Warning: A Bronze-winged Pionus, especially a young one who is not used to you, can start wheezing in a way that looks for all the world like a full-blown asthma attack. When you get your new bird, make sure you get a health check from the vet. If the bird is simply wheezing to express its stress in the new home, the thing to do is to back away and give your Pionus some time to calm down – not to fuss over it with unneeded medicines. It's better for you to get to know the baby Bronze-winged Pionus, by visiting it at its aviary while it's being weaned by the breeder. Give the bird time to get to know you before you take it home.

A single Bronze-winged Pionus needs a powder-coated metal cage of a minimum size of around 36”w x 24”d x 36”h with no more than ¾” bar spacing. They are not particularly chewy birds, but they do need to have some toys that they are welcome to chew to destruction. You should also have a playpen and perhaps some perches outside the cage, to give your pet a place to hang out around the house with you. Have some toy ladders to encourage climbing.

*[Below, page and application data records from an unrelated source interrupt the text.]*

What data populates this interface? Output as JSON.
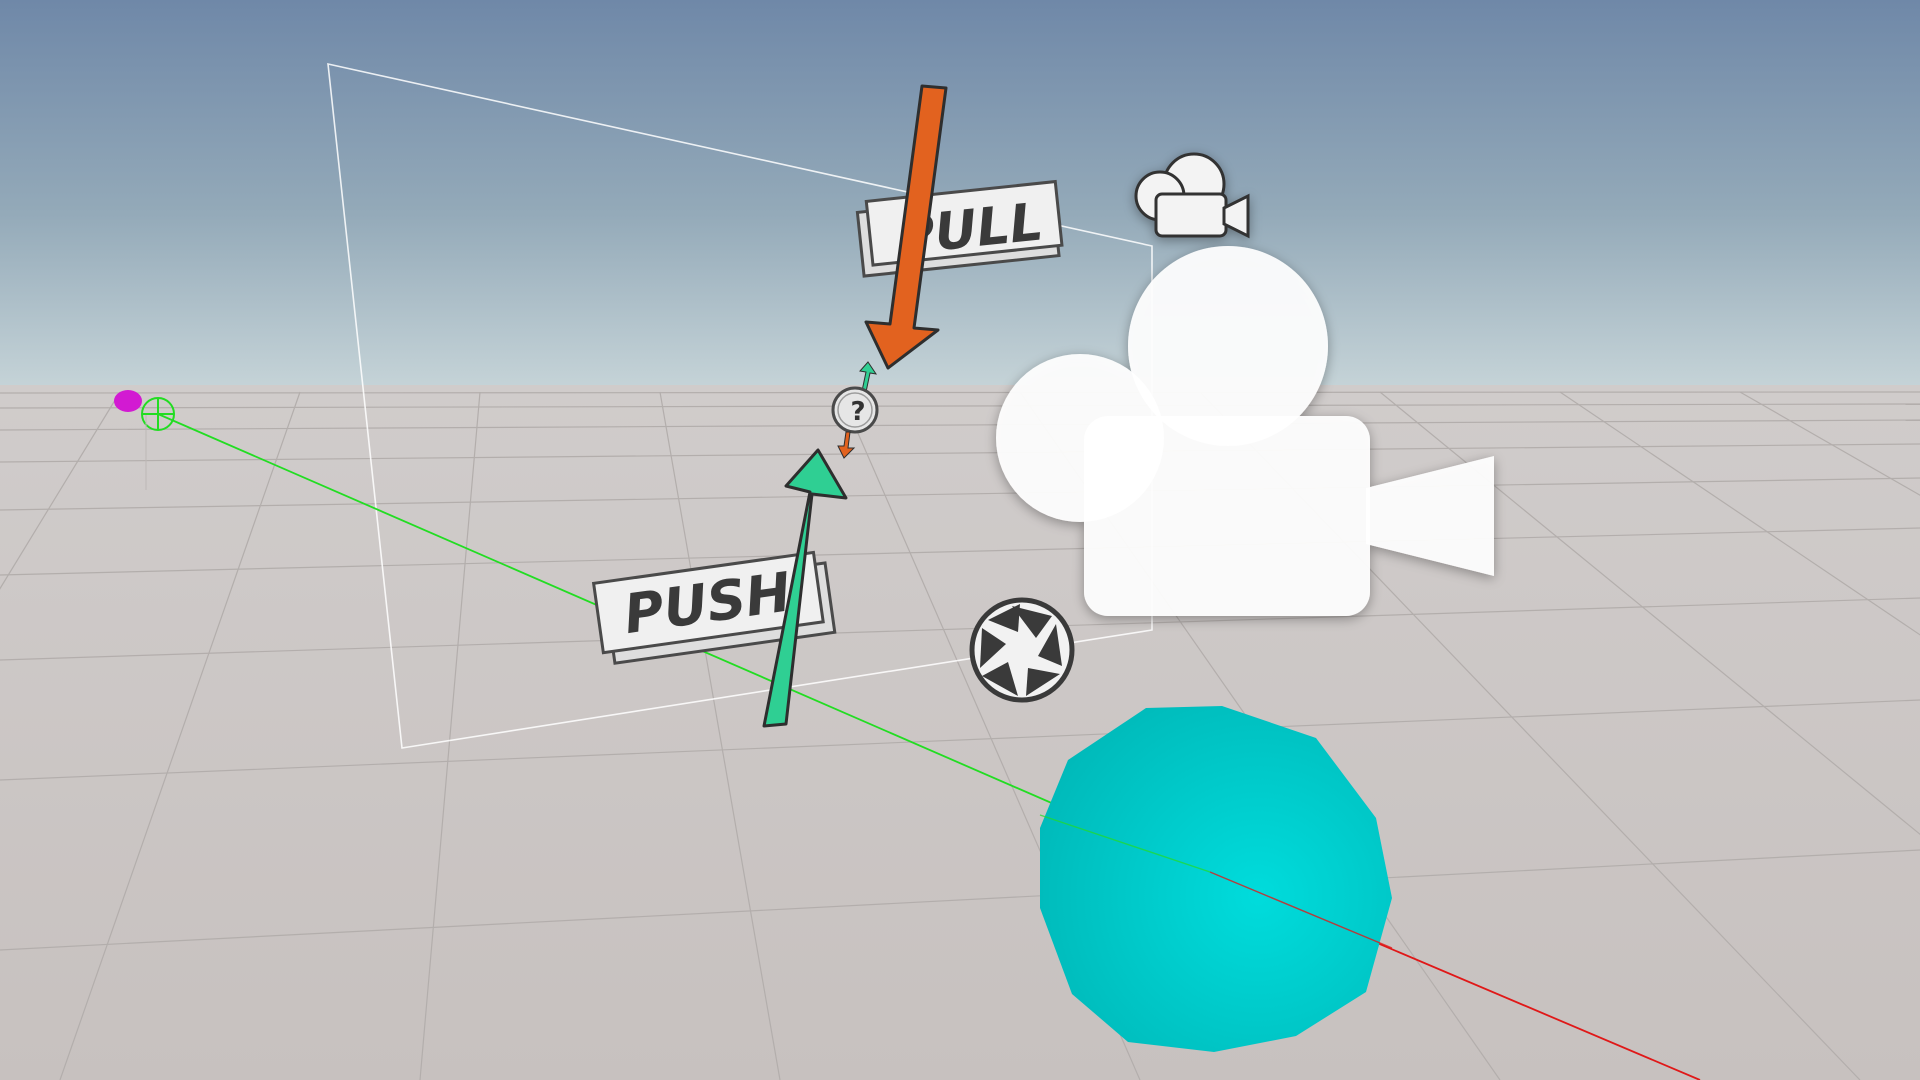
{
  "scene": {
    "view": "scene-view-3d",
    "sky_top_color": "#6f88a8",
    "sky_horizon_color": "#c3d2d8",
    "ground_color": "#c9c4c2",
    "grid_color": "#b2adab"
  },
  "gizmos": {
    "pull": {
      "label": "PULL",
      "arrow_color": "#e2621f"
    },
    "push": {
      "label": "PUSH",
      "arrow_color": "#2fcf93"
    },
    "unknown": {
      "label": "?",
      "icon": "question-mark-icon"
    },
    "camera_small": {
      "icon": "camera-icon"
    },
    "camera_large": {
      "icon": "camera-icon"
    },
    "aperture": {
      "icon": "aperture-icon"
    },
    "target": {
      "icon": "crosshair-icon",
      "color": "#22dd22"
    },
    "origin": {
      "icon": "sphere-icon",
      "color": "#d21ad2"
    }
  },
  "objects": {
    "sphere": {
      "color": "#00cccc"
    },
    "green_line": {
      "color": "#22dd22"
    },
    "red_line": {
      "color": "#e01818"
    },
    "frustum": {
      "color": "#ffffff"
    }
  }
}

While the Bronze-winged Pionus is not known for being fiercely territorial, even during the breeding season, never let them become cage-bound. Don't let your pet become a chubby perch potato when you can easily encourage the Bronze-winged Pionus to come out and play. Also, even though some individuals do remain friendly and non-territorial when in season, some birds do become hormonal. Know your bird, and train all Pionus to step onto a hand-held perch so you can move your pet to neutral territory for playtime – even during a hormonal surge.

The Bronze-winged Pionus, like the other Pionus, is a sturdy little bird with a tendency to gain weight. Wild birds forage heavily for fruit and green vegetation, including seeding plants and sprouts. There seem to be several diets that will work for this species, as long as you are careful to avoid over-reliance on dry, fatty seed. Some people may opt for a pellet-based diet, while others may opt for a soak and cook diet that includes plenty of well-cooked or well-sprouted legumes. The classic diet developed by John Stoodley included half sprouting beans and seeds, and half fresh fruits and vegetables.

Whichever diet you choose, you will clearly need to learn to make a high quality “chop” salad that includes lots of fresh fruits and greens for your pet. Like other colorful parrots, the Bronze-winged Pionus may have an elevated need for natural sources of vitamin A. Make sure that you include deep orange (carrot, well-cooked yam) or deep red (pomegranate) produce in the daily salad.

While some people do offer seed mix or at least seed sprouts in the daily diet, it's best to make these seeds the low-fat varieties, such as millet and canary seed. Hold back fatty seed like sunflower or safflower to offer as treats, either hidden in foraging toys or else for trick training. If your Pionus likes to indulge in high-fat seed, the bird will definitely need to be encouraged to exercise. Never offer avocado or chocolate.

Written by Elaine Radford

Member photos